Stored entries
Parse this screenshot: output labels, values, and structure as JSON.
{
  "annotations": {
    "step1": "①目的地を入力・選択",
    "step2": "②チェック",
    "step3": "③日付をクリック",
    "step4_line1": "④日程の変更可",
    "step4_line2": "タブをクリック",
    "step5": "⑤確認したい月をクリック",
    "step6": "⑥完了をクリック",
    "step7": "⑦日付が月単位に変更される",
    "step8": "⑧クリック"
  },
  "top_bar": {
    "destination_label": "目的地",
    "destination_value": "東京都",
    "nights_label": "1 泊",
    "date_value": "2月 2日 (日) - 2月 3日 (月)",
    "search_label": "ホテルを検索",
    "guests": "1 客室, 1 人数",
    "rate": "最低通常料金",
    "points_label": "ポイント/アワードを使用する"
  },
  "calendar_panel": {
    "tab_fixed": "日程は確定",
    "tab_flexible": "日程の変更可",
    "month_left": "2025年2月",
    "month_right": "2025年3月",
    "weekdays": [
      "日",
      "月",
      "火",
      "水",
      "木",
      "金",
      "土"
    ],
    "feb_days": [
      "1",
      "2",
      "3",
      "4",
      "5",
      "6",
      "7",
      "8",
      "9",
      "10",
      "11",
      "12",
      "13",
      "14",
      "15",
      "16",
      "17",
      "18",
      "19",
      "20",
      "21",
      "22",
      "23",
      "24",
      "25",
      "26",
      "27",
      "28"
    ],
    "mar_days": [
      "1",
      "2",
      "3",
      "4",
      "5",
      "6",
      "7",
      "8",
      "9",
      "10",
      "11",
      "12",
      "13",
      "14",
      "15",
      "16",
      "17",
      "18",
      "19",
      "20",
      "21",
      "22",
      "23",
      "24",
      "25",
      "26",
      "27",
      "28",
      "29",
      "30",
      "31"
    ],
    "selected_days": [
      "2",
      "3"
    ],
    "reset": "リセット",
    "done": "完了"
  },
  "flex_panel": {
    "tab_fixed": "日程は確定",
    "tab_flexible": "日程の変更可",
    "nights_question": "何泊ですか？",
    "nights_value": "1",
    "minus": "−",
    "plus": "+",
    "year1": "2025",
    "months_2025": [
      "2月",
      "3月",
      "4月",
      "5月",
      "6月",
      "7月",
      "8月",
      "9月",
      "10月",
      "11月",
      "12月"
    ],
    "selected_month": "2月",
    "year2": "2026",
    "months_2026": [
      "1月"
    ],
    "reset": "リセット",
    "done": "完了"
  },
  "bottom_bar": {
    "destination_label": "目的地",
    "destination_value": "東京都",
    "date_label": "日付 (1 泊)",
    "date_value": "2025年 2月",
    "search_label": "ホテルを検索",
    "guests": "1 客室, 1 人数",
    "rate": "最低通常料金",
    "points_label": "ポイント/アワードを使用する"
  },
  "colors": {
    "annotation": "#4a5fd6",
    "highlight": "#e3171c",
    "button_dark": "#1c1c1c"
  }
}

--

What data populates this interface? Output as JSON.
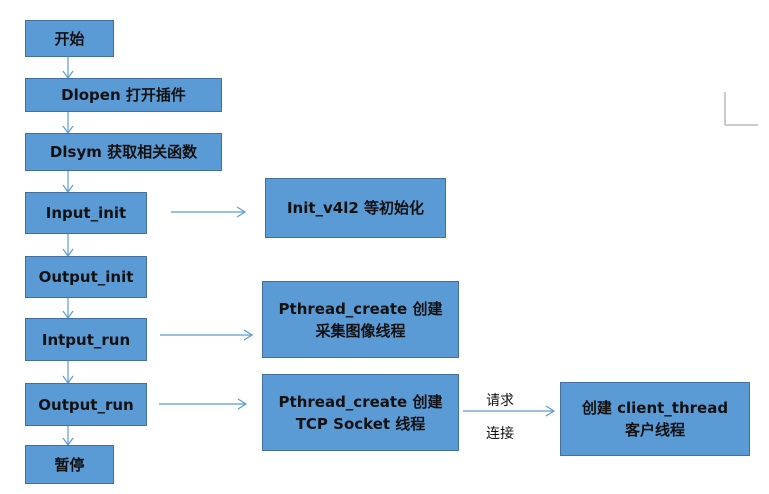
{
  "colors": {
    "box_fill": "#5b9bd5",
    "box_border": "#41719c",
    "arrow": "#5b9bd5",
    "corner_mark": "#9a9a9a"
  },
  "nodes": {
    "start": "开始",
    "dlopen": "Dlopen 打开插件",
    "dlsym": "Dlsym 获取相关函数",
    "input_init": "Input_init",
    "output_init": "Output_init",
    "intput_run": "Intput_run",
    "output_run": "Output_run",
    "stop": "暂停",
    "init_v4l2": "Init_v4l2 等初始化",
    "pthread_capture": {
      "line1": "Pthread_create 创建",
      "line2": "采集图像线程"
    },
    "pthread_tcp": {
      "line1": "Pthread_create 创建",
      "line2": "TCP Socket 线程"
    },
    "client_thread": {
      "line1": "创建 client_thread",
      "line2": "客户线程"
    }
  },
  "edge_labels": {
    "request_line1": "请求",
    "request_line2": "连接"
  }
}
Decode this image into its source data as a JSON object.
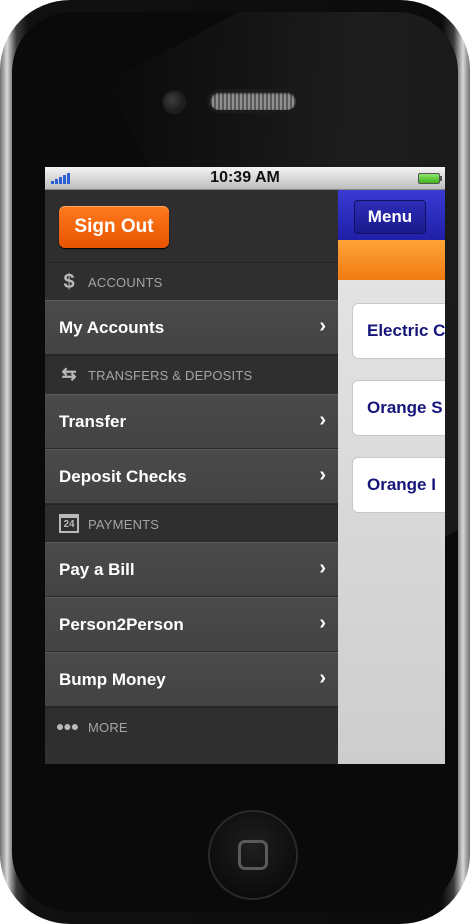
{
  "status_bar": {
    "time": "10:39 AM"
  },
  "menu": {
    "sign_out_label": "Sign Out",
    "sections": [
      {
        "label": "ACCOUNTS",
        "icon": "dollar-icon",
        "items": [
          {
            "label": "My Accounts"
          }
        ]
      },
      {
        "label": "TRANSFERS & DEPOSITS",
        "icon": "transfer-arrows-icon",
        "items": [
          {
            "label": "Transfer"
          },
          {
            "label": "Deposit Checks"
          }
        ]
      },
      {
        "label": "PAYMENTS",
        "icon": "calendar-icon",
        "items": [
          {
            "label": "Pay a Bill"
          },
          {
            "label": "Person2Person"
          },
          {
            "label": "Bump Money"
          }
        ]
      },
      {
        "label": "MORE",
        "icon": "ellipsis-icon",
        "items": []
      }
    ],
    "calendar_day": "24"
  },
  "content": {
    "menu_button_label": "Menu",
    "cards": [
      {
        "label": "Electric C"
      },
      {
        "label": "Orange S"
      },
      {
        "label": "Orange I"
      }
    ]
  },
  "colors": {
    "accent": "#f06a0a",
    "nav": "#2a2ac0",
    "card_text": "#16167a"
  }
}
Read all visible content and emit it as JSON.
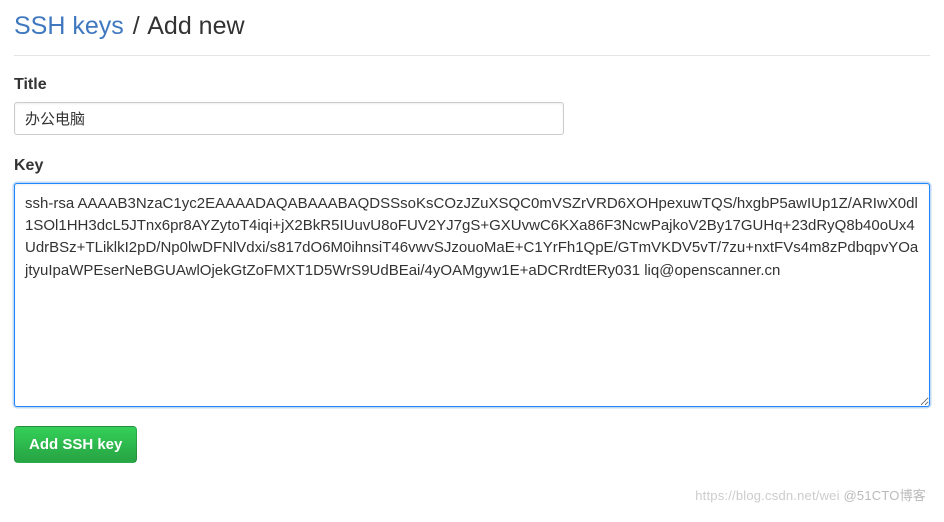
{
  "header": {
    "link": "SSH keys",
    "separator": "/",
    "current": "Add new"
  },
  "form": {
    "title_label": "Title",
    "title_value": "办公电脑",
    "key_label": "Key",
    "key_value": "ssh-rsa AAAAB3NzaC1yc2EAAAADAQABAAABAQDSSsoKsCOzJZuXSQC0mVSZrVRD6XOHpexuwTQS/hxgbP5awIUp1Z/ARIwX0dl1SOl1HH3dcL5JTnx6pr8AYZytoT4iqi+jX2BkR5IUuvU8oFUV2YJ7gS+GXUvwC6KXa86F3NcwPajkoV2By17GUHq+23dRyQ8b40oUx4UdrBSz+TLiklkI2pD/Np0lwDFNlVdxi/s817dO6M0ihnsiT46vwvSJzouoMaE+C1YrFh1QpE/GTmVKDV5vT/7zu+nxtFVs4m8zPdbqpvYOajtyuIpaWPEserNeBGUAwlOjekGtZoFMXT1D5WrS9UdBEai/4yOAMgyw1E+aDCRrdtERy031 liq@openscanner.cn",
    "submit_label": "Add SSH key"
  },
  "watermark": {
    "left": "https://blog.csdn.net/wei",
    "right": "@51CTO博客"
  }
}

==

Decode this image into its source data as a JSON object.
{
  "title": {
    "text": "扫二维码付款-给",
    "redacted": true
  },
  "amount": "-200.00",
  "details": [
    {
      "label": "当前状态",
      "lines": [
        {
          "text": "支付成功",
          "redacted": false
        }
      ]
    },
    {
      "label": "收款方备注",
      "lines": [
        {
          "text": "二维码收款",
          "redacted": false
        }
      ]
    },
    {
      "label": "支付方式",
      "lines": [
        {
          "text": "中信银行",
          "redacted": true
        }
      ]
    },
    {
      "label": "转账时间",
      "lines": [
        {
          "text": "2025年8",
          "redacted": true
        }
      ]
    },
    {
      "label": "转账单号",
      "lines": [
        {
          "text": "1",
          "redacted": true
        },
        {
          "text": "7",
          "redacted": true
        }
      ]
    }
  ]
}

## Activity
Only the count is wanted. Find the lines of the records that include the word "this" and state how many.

## Your solution
4